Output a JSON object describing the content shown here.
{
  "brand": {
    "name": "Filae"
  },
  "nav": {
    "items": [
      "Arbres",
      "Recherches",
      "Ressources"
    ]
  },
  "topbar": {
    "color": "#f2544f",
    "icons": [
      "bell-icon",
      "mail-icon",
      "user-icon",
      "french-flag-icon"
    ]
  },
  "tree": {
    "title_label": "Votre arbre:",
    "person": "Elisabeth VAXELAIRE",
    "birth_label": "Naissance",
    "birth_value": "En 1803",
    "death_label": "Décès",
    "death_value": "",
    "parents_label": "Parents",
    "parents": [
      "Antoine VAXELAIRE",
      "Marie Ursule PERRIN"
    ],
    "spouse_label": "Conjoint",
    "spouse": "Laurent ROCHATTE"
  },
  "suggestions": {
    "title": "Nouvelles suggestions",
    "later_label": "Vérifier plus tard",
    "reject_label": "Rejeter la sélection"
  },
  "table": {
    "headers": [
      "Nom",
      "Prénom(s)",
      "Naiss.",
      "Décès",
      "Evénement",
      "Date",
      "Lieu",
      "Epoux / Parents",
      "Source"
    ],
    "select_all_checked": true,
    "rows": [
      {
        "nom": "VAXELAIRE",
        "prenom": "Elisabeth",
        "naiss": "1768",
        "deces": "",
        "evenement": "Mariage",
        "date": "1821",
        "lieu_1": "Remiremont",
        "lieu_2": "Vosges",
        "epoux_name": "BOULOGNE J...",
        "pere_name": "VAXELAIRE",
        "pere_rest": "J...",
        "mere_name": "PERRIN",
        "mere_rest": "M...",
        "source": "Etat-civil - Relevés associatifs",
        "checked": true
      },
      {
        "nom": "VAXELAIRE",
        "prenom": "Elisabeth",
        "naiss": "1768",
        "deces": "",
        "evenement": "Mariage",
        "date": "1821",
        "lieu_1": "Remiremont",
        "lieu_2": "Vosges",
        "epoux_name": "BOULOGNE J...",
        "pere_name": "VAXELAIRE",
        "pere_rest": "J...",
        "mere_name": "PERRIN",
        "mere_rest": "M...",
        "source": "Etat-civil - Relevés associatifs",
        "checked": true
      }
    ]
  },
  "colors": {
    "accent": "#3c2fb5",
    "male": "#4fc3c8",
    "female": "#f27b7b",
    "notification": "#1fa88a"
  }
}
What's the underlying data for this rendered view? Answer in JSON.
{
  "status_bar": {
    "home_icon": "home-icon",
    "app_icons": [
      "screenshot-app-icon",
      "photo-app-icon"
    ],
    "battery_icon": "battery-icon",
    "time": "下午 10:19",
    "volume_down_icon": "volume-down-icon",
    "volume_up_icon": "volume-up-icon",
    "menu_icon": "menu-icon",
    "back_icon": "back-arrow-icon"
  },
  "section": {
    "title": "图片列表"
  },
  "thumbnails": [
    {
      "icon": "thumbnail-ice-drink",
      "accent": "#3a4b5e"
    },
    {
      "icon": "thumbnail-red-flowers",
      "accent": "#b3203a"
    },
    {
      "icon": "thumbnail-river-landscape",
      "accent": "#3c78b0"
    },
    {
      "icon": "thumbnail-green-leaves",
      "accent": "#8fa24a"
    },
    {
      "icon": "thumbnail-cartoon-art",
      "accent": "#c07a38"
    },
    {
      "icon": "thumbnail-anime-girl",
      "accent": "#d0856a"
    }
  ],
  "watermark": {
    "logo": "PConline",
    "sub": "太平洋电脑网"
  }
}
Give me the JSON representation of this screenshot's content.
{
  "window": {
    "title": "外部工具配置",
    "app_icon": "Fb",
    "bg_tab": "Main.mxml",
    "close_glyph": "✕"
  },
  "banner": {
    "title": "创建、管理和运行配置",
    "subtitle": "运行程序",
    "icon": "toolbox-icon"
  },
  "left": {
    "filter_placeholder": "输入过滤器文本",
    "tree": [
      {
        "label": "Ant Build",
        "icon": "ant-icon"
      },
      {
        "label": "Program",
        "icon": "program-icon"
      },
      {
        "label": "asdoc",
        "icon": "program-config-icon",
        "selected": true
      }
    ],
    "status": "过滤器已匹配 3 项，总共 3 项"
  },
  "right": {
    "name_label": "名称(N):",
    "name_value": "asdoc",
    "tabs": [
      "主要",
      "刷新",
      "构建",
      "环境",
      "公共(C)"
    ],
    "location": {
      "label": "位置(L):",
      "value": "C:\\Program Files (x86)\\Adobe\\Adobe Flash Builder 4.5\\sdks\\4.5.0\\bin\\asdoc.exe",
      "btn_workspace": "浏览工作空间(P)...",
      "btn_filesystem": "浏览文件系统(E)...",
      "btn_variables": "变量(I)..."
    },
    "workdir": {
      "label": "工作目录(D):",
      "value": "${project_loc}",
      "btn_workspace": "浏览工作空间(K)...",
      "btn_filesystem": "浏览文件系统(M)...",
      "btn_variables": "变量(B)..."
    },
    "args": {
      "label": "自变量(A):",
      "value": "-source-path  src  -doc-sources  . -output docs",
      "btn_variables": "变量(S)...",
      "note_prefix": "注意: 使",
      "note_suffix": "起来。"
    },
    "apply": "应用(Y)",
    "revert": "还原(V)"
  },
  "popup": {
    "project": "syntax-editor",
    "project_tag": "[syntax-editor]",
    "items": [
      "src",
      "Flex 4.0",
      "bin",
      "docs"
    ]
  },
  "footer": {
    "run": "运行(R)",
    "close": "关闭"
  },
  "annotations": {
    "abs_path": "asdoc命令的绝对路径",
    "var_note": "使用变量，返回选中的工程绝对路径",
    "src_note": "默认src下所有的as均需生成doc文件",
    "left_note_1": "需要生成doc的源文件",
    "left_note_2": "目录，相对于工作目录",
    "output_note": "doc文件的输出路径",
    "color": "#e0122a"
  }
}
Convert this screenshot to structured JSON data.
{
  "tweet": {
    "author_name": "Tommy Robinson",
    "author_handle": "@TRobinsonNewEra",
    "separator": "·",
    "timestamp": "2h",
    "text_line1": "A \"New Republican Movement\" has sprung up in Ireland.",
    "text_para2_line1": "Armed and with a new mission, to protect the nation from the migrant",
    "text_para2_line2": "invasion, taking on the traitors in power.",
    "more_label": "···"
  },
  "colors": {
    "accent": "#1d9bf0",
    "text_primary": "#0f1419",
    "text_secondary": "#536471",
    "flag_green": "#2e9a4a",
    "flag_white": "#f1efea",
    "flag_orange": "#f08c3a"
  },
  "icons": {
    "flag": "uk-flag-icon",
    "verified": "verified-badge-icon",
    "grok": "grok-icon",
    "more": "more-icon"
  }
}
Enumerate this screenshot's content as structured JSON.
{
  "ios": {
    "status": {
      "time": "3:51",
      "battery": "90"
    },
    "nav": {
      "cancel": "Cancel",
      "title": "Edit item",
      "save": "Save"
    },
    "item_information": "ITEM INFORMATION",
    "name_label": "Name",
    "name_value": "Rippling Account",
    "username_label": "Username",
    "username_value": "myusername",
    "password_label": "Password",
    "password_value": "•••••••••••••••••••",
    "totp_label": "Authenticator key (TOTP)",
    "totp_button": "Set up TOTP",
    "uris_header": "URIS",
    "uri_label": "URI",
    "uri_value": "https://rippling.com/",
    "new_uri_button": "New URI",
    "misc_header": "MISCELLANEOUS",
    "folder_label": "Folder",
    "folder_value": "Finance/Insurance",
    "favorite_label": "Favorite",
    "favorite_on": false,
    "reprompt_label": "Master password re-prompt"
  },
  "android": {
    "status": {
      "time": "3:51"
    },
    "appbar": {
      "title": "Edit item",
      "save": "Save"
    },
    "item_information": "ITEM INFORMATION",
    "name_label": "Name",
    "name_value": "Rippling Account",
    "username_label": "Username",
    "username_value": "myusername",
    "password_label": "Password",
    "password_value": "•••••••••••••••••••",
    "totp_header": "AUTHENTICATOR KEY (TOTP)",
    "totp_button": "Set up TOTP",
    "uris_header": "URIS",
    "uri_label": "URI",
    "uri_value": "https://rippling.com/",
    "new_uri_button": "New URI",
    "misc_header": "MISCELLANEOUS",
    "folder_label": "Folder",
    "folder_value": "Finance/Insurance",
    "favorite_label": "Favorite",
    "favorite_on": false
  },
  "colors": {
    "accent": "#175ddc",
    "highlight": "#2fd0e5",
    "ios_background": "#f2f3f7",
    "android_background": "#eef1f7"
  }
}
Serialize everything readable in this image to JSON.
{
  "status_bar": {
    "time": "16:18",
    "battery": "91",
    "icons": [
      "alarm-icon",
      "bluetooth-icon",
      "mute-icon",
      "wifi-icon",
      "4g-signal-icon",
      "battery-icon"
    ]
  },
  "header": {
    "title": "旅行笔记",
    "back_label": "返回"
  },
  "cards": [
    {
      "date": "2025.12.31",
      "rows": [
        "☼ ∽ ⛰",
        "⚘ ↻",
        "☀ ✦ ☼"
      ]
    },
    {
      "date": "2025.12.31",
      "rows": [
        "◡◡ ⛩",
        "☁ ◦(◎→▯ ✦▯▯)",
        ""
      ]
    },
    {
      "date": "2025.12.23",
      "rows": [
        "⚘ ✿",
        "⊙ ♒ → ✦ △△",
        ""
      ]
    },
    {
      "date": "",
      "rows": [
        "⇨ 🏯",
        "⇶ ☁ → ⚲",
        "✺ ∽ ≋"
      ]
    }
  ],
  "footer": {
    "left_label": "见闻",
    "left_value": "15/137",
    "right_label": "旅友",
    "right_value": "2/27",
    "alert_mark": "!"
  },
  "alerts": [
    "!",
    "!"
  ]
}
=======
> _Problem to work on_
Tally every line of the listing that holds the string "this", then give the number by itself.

> _Exercise output_
5